Coastguard vessels operate at the ports and around Cocos Island. They're the equivalent of Fuerza Publica on the water. Boats are normally white, with the red and blue striping, and say "GUARDACOSTAS" en large letters. There's only a few coastguard boats around, if you're sailing around you should have no real problem spotting them.
Ocasionally in ports and at sea, US millitary vessels and personnel can be found. These are normally joint operations targeted at intercepting maritime drug traffic. On land, US Millitary personnel and MPs have the equivalent of tourist status, and cannot perform any type of law enforcement. At sea, US ships may operate and intercept vessels only under supervision of costarrican authorities. In international waters, operations are much less regulated, and follow international law and treaties.
Private guards and rent-a-copsEdit
Their uniforms vary by company. They cannot use the word "police" on their uniforms or vehicles. They'll usually use words such as "SEGURIDAD" or "VIGILANCIA" to identify themselves.
Private guards work like any other normal business, and have no priviledges or authority outside the dwellings they protect. They cannot stop vehicles or search anyone. In the event of a crime, they can hold someone until regular police arrive, turning them over immediately.
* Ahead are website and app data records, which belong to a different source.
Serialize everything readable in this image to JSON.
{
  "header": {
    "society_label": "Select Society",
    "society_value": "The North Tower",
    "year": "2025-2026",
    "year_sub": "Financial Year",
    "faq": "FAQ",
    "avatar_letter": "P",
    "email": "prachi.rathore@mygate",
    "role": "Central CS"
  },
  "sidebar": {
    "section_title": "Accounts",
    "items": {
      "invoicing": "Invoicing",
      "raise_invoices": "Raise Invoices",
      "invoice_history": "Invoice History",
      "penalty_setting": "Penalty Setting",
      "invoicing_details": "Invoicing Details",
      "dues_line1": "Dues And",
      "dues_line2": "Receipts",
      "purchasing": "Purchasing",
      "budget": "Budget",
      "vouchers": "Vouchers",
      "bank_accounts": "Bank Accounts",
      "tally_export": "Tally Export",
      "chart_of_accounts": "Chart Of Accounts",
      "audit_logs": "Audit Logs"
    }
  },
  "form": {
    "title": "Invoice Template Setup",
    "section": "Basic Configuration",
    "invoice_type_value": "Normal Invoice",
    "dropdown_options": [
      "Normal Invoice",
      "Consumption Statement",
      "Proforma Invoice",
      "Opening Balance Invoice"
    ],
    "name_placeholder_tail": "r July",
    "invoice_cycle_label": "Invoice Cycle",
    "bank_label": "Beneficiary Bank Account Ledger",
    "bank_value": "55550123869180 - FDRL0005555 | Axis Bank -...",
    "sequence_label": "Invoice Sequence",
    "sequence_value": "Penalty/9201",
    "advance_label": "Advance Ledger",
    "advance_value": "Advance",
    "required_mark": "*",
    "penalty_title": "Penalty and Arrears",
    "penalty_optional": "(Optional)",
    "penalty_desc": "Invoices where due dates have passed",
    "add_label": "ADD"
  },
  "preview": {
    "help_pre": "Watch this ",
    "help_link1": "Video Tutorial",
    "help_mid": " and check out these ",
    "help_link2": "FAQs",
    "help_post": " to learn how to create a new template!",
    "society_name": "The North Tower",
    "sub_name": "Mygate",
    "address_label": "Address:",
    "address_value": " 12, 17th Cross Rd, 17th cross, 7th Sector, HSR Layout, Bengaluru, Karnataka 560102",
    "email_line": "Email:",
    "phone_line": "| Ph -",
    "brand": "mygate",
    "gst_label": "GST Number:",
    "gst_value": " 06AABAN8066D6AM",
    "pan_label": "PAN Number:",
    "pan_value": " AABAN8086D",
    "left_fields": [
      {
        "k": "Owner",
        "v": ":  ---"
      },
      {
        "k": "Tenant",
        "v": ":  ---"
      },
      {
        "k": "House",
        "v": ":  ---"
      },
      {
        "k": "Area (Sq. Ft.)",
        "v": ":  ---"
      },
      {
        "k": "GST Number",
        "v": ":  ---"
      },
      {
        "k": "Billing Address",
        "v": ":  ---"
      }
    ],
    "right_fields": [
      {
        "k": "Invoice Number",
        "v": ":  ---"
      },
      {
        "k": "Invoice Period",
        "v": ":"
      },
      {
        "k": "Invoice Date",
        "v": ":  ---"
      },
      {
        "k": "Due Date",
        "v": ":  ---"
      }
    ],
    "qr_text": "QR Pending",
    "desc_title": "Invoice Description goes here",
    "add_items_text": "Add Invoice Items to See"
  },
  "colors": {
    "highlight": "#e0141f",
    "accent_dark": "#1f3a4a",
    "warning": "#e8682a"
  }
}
Private security companies cannot limit your basic rights, and if you're being held, you still have the right to communicate freely with whomever you might want to, as well as use phones or other devices to call for help.
Clandestine parking watchmen (Cuidacarros)EditOn any street that has good vehicle movement, you're bound to see these guys. They usually have nothing more than a reflective vest and maybe a flashlight, and direct vehicles in and out of parking spots.
They're known as "cuidacarros" or "guachimanes", and are simply a type of urban squatter, that takes it upon themselves to "watch" your car for you and charge you when you get back. Their trade is 100% clandestine: it's not authorized nor regulated. There's no law giving them the right to request a fee, and no obligation on your part to pay the fee.
The subject has been discussed off and on several times in the past few years, with no real progress. The police have no time to deal with these guys, municipalities have no interest in them, and the owners of establishments that they squat normally pay no attention and prefer someone else deals with them.
In the end, the best you can probably do is play along. In most cases you really have no other viable option that isn't time-consuming and, in the end, worthless. For short periods, maybe up to an hour, give them 200 or 300 colones. For more than an hour go up to 500. And for several hours, up to 1000. Some of them fix their own rates, which they'll give you stamped on a piece of cardboard. In these cases, pay attention to what it says, and if it's beyond what you're willing to pay, leave.
In downtown San Jose, remember you have the option of parking lots. Around the National Theater, for example, these guys will want to charge you as much as 2000 colones for parking. You can usually drive a block around the corner and find a parking lot, that goes for 600 to 800 an hour.